Breathe was your first narrative as a director, but there you were directing yourself. Was that different?
That was the hardest part, actually. As a director, when you’re objectively watching a scene or emotionally engaging with it, you’re able to go in and help the scene come to life, if necessary. At times, it’s important to shut up and not say anything. But when you’re putting yourself under that pressure of acting as well, then part of your mind is also thinking about the other performance and monitoring that. And a live-action movie would be difficult enough, but with all the technology and everything, it was a little more challenging.
You’re a classically trained theatre actor, whereas over time you’ve come to represent this new frontier in storytelling. How did that transition happen and was it easy for you?

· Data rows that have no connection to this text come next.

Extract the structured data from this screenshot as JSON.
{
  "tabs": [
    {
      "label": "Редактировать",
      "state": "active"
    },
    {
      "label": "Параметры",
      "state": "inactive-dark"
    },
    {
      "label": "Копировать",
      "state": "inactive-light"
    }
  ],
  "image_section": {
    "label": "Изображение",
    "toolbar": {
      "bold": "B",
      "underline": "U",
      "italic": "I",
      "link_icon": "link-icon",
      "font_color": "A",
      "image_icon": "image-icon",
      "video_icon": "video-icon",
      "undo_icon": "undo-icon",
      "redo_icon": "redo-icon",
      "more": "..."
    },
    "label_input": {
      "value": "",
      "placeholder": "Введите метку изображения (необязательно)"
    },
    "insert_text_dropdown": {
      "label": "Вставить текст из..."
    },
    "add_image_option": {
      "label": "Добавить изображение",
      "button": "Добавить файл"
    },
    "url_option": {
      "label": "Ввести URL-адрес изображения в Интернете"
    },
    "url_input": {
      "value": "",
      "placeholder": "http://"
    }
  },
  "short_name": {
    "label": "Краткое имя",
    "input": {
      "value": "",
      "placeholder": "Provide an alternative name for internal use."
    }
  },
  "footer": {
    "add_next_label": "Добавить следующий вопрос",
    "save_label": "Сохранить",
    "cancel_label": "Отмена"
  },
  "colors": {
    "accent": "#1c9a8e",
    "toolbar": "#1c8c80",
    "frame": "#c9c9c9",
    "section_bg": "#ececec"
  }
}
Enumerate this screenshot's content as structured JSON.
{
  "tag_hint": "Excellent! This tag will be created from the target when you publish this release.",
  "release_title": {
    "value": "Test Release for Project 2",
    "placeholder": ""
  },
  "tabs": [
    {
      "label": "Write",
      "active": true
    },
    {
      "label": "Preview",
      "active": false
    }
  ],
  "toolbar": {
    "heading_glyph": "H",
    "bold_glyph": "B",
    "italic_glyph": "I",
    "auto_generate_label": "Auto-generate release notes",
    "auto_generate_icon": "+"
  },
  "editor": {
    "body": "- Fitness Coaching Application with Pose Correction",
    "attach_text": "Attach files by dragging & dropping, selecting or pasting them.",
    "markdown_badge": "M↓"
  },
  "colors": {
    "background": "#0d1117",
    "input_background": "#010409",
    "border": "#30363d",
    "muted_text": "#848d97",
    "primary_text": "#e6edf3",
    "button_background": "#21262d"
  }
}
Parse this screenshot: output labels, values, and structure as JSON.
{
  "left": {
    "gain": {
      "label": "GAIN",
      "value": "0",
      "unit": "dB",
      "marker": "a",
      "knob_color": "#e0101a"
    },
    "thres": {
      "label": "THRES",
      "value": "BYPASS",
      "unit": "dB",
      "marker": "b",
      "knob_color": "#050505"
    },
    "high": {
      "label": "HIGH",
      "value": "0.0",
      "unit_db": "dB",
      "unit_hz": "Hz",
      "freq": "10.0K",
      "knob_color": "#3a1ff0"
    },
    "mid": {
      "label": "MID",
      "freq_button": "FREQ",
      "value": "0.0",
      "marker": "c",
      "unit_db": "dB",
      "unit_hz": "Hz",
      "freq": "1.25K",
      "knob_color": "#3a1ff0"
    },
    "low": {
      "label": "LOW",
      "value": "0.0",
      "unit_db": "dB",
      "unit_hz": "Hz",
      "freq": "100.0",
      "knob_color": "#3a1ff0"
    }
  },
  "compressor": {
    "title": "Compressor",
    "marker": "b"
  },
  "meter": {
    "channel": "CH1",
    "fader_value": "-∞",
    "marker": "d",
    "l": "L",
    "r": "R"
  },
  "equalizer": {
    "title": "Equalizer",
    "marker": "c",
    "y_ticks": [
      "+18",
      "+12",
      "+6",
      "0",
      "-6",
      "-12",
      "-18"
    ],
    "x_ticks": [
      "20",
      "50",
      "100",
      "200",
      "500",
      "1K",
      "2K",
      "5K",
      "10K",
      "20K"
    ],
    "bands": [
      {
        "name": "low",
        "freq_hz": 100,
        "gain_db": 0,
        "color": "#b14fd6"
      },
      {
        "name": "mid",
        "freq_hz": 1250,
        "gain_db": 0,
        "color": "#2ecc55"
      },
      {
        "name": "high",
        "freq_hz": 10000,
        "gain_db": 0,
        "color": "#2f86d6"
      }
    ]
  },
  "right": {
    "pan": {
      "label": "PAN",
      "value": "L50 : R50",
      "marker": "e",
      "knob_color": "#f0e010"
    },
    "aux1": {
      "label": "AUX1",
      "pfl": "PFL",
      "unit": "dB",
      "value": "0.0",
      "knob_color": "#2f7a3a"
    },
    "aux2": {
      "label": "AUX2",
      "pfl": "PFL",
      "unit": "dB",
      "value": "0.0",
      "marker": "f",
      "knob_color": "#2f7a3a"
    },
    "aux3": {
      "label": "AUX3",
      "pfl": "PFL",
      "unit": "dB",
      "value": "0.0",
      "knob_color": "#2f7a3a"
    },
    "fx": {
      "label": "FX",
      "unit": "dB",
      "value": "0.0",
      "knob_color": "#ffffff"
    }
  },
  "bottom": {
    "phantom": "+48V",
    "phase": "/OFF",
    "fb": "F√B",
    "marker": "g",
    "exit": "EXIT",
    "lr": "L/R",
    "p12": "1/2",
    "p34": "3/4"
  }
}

Before I became an actor, I studied visual arts; I went to college to study painting and graphic design. I joined a student theatre group where I was designing posters for shows and making props and designing sets. I gradually started acting, but during that time I was also making short film ideas. So, it seemed natural when Peter Jackson offered me the role of Gollum.
The directing side almost wanted to kick in then and at that point, I started to make short films and Peter Jackson knew that I wanted to direct. It was then that this epiphany happened, where I realised that this technology allowed for actors to play any kind of character, and it expanded my desire to tell different stories.
It’s been a long journey from motion capture to performance capture, right?
Absolutely. The technology itself has changed, but the ethos behind it hasn’t. When I played Gollum, it was only motion capture — the actual act of capture was only for the body, and my face was filmed by traditional camera and the animators would copy my facial expressions. After that we started using facial dots to drive the digital mask using a head- mounted camera. And then the technology evolved again during the (The Planet of the Apes) series by being able to take all of that equipment outside and shoot on live- action locations. Then I found the Imaginarium Studios which is a sort of a sandbox for exploring the possibility of actors playing other things apart from humanoid characters. That’s when we started to work on Animal Farm and then that led to The Jungle Book.
In the last few years, you have been a part of the Star Wars and Apes films, you’ve directed Breathe and this one and you’ve done Black Panther. How insane has your life been?!
Yeah. It was crazy. This project has been an umbrella for me, over the last five years. There was one time I was filming a war for The Planet of the Apes, I was getting up early to do visual-effects calls back home to England, between 3 and 5 in the morning and then going to set. It was like that for a long time. At one point, I was editing Breathe and The Jungle Book and shooting Black Panther as well. It was extraordinarily busy but I do thrive under pressure.
You’ve played some of the most iconic characters, whether it’s Gollum or King Kong or Caesar. But people don’t know the actor who’s played them. Is that something you thrive on?
It’s interesting, because people are appreciative of the work and the characters, so I feel very fortunate to have had anonymity. I can, most of the time, move around but people do recognise me very often, and will come up and ask me to do Gollum’s voice or whatever. But I take that as part of the job, and I feel appreciated. It’s never too overbearing and never too much; it’s just the right amount really.